**Extracted data**:

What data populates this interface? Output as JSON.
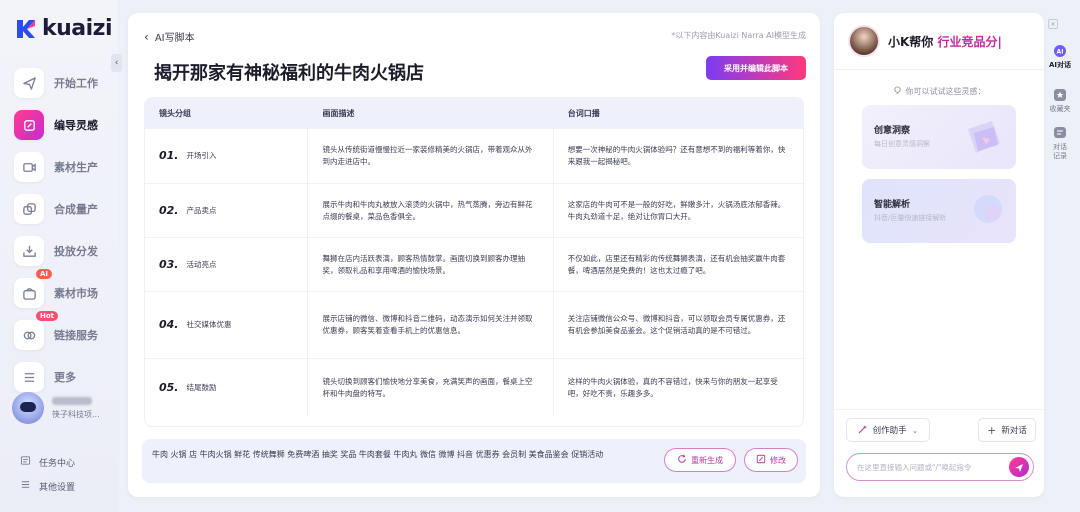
{
  "app": {
    "logo_text": "kuaizi"
  },
  "sidebar": {
    "items": [
      {
        "label": "开始工作",
        "icon": "send-icon"
      },
      {
        "label": "编导灵感",
        "icon": "pen-icon",
        "active": true
      },
      {
        "label": "素材生产",
        "icon": "video-icon"
      },
      {
        "label": "合成量产",
        "icon": "layers-icon"
      },
      {
        "label": "投放分发",
        "icon": "inbox-icon"
      },
      {
        "label": "素材市场",
        "icon": "bag-icon",
        "badge": "AI"
      },
      {
        "label": "链接服务",
        "icon": "link-icon",
        "badge": "Hot"
      },
      {
        "label": "更多",
        "icon": "menu-icon"
      }
    ],
    "user": {
      "sub": "筷子科技项..."
    },
    "links": [
      {
        "label": "任务中心",
        "icon": "task-icon"
      },
      {
        "label": "其他设置",
        "icon": "settings-icon"
      }
    ]
  },
  "main": {
    "back_label": "AI写脚本",
    "source_note": "*以下内容由Kuaizi Narra AI模型生成",
    "title": "揭开那家有神秘福利的牛肉火锅店",
    "adopt_button": "采用并编辑此脚本",
    "table": {
      "headers": [
        "镜头分组",
        "画面描述",
        "台词口播"
      ],
      "rows": [
        {
          "num": "01.",
          "segment": "开场引入",
          "desc": "镜头从传统街道慢慢拉近一家装修精美的火锅店，带着观众从外到内走进店中。",
          "line": "想要一次神秘的牛肉火锅体验吗？还有意想不到的福利等着你，快来跟我一起揭秘吧。"
        },
        {
          "num": "02.",
          "segment": "产品卖点",
          "desc": "展示牛肉和牛肉丸被放入滚烫的火锅中，热气蒸腾，旁边有鲜花点缀的餐桌，菜品色香俱全。",
          "line": "这家店的牛肉可不是一般的好吃，鲜嫩多汁，火锅汤底浓郁香辣。牛肉丸劲道十足，绝对让你胃口大开。"
        },
        {
          "num": "03.",
          "segment": "活动亮点",
          "desc": "舞狮在店内活跃表演，顾客热情鼓掌。画面切换到顾客办理抽奖，领取礼品和享用啤酒的愉快场景。",
          "line": "不仅如此，店里还有精彩的传统舞狮表演，还有机会抽奖赢牛肉套餐，啤酒居然是免费的！这也太过瘾了吧。"
        },
        {
          "num": "04.",
          "segment": "社交媒体优惠",
          "desc": "展示店铺的微信、微博和抖音二维码，动态演示如何关注并领取优惠券，顾客笑着查看手机上的优惠信息。",
          "line": "关注店铺微信公众号、微博和抖音，可以领取会员专属优惠券，还有机会参加美食品鉴会。这个促销活动真的是不可错过。"
        },
        {
          "num": "05.",
          "segment": "结尾鼓励",
          "desc": "镜头切换到顾客们愉快地分享美食，充满笑声的画面，餐桌上空杯和牛肉盘的特写。",
          "line": "这样的牛肉火锅体验，真的不容错过，快来与你的朋友一起享受吧，好吃不贵，乐趣多多。"
        }
      ]
    },
    "keywords": "牛肉 火锅 店 牛肉火锅 鲜花 传统舞狮 免费啤酒 抽奖 奖品 牛肉套餐 牛肉丸 微信 微博 抖音 优惠券 会员制 美食品鉴会 促销活动",
    "regenerate_button": "重新生成",
    "edit_button": "修改"
  },
  "ai_panel": {
    "title_prefix": "小K帮你",
    "title_highlight": "行业竞品分",
    "hint": "你可以试试这些灵感：",
    "cards": [
      {
        "title": "创意洞察",
        "sub": "每日创意灵感洞察"
      },
      {
        "title": "智能解析",
        "sub": "抖音/巨量快速链接解析"
      }
    ],
    "assistant_button": "创作助手",
    "new_chat_button": "新对话",
    "input_placeholder": "在这里直接输入问题或\"/\"唤起指令"
  },
  "rail": {
    "items": [
      {
        "label": "AI对话",
        "active": true
      },
      {
        "label": "收藏夹"
      },
      {
        "label": "对话记录"
      }
    ]
  },
  "colors": {
    "accent_pink": "#ff3c8e",
    "accent_purple": "#7d3cf2",
    "highlight": "#c5289f"
  }
}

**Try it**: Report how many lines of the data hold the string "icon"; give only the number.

**Exercise answer**: 10